[RECORDED INFORMATION]
[Start of section]
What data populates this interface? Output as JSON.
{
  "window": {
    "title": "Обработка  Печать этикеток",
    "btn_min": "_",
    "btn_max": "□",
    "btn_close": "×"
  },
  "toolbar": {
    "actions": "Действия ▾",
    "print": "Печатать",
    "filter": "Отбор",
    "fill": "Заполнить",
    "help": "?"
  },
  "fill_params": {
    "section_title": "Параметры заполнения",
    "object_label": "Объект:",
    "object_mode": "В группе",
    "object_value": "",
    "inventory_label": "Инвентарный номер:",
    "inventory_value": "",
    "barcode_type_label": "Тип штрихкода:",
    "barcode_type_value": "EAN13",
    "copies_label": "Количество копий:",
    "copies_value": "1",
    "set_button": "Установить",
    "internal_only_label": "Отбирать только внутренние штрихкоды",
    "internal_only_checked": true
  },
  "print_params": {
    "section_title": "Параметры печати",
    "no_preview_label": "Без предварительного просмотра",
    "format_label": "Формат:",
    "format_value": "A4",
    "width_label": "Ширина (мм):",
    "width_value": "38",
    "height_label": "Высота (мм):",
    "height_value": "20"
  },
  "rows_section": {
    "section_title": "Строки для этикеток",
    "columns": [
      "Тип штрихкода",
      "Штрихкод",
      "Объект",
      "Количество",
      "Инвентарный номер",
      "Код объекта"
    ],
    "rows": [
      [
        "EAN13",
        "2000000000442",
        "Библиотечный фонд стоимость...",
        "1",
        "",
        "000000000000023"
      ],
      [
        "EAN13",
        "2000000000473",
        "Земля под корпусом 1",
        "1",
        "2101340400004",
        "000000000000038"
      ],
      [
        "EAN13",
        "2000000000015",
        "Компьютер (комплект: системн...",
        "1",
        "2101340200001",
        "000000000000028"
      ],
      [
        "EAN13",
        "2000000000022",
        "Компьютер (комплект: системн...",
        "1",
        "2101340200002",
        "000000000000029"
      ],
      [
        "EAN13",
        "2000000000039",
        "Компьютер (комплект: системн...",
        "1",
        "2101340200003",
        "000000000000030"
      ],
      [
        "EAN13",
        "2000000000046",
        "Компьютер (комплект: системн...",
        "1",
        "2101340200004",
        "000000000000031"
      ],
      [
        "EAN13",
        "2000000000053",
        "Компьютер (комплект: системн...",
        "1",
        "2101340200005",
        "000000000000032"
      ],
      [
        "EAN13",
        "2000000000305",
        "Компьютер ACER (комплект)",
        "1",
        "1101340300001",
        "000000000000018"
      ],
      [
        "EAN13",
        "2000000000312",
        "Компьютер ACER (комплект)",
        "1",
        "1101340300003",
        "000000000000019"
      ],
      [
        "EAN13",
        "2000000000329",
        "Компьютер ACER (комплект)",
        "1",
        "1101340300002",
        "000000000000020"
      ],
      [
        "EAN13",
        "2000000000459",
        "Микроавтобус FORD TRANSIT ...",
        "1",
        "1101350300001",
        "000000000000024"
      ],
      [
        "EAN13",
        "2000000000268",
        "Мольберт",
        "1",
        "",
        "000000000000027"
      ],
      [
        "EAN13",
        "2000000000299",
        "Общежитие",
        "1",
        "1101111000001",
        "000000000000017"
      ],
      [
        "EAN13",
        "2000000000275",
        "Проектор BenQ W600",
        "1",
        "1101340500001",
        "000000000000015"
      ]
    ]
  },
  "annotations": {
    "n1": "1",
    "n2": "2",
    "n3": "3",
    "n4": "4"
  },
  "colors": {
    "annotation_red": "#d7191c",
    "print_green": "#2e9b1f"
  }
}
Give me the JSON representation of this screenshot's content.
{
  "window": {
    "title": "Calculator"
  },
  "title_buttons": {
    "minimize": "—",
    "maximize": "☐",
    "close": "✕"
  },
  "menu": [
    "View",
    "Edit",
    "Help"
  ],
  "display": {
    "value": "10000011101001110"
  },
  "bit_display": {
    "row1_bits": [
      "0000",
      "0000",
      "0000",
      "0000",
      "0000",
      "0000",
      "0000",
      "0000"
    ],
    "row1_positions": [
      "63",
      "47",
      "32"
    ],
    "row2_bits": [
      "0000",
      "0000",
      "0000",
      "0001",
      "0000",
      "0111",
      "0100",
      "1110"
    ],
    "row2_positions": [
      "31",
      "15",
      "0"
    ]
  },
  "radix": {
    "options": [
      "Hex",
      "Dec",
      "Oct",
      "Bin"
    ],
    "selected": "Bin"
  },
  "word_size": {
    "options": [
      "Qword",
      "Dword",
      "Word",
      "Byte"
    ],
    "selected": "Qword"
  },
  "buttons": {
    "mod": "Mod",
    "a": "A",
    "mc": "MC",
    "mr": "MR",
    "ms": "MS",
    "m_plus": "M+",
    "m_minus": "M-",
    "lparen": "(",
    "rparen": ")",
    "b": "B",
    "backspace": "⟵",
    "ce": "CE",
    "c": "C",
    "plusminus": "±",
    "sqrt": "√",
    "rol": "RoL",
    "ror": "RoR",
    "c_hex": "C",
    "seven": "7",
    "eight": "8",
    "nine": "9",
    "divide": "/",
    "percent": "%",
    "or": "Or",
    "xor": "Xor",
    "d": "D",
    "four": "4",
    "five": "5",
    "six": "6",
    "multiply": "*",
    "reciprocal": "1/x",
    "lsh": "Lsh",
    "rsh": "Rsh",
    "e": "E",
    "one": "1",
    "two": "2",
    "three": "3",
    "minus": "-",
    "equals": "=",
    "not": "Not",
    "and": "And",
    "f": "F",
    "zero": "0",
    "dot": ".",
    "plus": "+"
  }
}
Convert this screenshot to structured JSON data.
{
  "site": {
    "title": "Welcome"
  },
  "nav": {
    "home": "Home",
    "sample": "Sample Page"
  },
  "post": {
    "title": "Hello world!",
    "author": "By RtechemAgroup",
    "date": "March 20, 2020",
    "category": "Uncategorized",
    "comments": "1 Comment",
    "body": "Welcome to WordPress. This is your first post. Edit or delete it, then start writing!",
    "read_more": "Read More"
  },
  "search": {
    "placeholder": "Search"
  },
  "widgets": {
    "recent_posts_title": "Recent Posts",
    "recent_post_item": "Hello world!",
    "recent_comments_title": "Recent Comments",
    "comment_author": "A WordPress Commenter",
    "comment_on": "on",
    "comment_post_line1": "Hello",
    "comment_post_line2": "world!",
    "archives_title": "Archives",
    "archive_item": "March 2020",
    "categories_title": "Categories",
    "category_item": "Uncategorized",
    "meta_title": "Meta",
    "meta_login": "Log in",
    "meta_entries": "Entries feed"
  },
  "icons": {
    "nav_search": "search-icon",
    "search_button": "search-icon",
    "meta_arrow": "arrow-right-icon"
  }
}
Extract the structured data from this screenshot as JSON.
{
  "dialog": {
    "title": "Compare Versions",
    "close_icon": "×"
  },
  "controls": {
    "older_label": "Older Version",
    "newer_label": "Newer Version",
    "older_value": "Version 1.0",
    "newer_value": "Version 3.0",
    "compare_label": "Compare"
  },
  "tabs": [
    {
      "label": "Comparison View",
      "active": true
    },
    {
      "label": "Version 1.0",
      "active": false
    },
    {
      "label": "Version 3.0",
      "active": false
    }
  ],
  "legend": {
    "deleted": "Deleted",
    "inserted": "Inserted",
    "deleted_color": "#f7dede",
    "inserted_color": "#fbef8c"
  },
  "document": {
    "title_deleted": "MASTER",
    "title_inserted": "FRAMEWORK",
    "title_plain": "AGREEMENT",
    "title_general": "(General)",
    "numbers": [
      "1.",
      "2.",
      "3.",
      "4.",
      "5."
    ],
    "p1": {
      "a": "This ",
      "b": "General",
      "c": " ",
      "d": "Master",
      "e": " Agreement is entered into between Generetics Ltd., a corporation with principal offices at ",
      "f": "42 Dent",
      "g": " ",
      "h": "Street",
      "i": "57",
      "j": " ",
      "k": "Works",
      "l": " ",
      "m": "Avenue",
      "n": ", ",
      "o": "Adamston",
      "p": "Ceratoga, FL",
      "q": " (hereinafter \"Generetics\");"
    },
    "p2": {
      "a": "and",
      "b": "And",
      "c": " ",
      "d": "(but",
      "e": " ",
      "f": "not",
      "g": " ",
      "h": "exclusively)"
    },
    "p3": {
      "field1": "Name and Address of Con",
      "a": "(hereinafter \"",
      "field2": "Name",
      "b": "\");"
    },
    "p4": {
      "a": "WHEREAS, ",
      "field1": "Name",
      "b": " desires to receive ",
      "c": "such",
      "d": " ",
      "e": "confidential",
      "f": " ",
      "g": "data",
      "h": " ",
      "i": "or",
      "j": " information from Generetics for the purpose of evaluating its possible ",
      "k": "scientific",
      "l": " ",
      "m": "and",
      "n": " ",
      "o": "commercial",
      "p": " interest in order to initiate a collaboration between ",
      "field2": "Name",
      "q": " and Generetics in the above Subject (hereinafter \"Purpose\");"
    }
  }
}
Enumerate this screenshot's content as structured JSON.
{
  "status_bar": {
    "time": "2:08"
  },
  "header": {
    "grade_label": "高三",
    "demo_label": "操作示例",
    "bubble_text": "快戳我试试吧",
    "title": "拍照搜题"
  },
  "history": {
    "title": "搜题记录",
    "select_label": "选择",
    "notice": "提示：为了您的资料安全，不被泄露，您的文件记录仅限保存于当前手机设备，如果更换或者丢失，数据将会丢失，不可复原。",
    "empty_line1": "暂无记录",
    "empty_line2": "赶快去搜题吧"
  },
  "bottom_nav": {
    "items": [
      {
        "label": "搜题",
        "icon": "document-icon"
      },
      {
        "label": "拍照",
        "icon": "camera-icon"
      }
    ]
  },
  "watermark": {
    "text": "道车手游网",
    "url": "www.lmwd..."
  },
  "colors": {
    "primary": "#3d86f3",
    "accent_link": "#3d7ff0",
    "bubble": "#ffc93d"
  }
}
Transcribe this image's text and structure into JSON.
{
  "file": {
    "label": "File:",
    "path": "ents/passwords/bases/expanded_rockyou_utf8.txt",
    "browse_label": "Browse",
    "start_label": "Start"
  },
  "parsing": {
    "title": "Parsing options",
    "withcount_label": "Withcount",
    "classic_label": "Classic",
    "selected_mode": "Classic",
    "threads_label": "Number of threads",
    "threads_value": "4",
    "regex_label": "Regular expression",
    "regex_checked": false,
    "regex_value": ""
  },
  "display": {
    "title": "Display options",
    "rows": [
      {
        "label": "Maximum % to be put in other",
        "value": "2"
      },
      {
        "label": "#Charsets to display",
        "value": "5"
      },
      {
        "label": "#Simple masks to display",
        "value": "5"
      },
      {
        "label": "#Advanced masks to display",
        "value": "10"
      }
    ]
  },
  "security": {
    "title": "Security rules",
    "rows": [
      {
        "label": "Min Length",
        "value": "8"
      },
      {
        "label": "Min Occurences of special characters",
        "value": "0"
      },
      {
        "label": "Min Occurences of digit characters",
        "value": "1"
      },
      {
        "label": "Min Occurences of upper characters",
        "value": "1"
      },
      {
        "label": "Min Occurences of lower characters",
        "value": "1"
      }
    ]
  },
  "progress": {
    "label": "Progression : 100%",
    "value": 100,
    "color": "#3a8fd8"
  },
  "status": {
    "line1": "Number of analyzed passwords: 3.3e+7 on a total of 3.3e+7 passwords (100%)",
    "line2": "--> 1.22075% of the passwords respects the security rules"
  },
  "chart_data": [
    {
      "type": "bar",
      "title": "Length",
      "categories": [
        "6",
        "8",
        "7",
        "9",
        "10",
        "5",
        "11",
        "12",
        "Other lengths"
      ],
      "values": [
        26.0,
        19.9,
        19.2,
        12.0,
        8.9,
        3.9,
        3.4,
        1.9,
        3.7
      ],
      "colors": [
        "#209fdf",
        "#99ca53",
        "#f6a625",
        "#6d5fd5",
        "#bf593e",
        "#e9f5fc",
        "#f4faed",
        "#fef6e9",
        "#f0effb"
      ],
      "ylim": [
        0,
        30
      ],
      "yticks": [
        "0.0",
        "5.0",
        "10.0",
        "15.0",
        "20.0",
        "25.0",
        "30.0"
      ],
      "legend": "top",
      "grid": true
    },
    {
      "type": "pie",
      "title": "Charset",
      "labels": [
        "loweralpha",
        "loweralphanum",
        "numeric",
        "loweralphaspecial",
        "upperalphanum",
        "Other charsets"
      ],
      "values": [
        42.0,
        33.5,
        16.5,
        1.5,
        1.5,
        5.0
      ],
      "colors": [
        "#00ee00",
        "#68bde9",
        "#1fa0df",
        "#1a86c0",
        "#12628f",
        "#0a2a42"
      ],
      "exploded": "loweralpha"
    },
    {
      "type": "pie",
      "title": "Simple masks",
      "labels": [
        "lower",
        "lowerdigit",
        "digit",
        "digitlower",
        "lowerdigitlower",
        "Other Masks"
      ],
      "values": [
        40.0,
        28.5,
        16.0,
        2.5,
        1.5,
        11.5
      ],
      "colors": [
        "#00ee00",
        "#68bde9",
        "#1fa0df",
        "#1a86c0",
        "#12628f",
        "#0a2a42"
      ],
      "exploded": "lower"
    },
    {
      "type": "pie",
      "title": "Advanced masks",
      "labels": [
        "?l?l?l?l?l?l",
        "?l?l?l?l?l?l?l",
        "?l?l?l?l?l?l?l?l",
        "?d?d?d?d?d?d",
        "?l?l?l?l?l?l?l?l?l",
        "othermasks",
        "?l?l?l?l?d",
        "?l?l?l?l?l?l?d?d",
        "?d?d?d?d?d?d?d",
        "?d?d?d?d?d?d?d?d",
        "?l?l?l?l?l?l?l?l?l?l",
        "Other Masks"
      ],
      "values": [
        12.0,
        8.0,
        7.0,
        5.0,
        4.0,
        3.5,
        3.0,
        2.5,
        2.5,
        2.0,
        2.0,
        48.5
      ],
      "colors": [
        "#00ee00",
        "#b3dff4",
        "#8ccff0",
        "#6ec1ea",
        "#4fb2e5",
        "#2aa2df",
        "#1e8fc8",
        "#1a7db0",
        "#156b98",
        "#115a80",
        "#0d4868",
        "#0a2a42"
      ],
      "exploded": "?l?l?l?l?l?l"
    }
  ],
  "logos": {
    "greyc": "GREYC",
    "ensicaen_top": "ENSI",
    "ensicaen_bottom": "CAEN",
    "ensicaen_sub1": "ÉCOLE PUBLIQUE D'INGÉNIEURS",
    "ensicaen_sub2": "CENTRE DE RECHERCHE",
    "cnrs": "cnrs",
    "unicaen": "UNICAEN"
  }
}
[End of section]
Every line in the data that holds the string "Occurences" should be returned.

        "label": "Min Occurences of special characters",
        "label": "Min Occurences of digit characters",
        "label": "Min Occurences of upper characters",
        "label": "Min Occurences of lower characters",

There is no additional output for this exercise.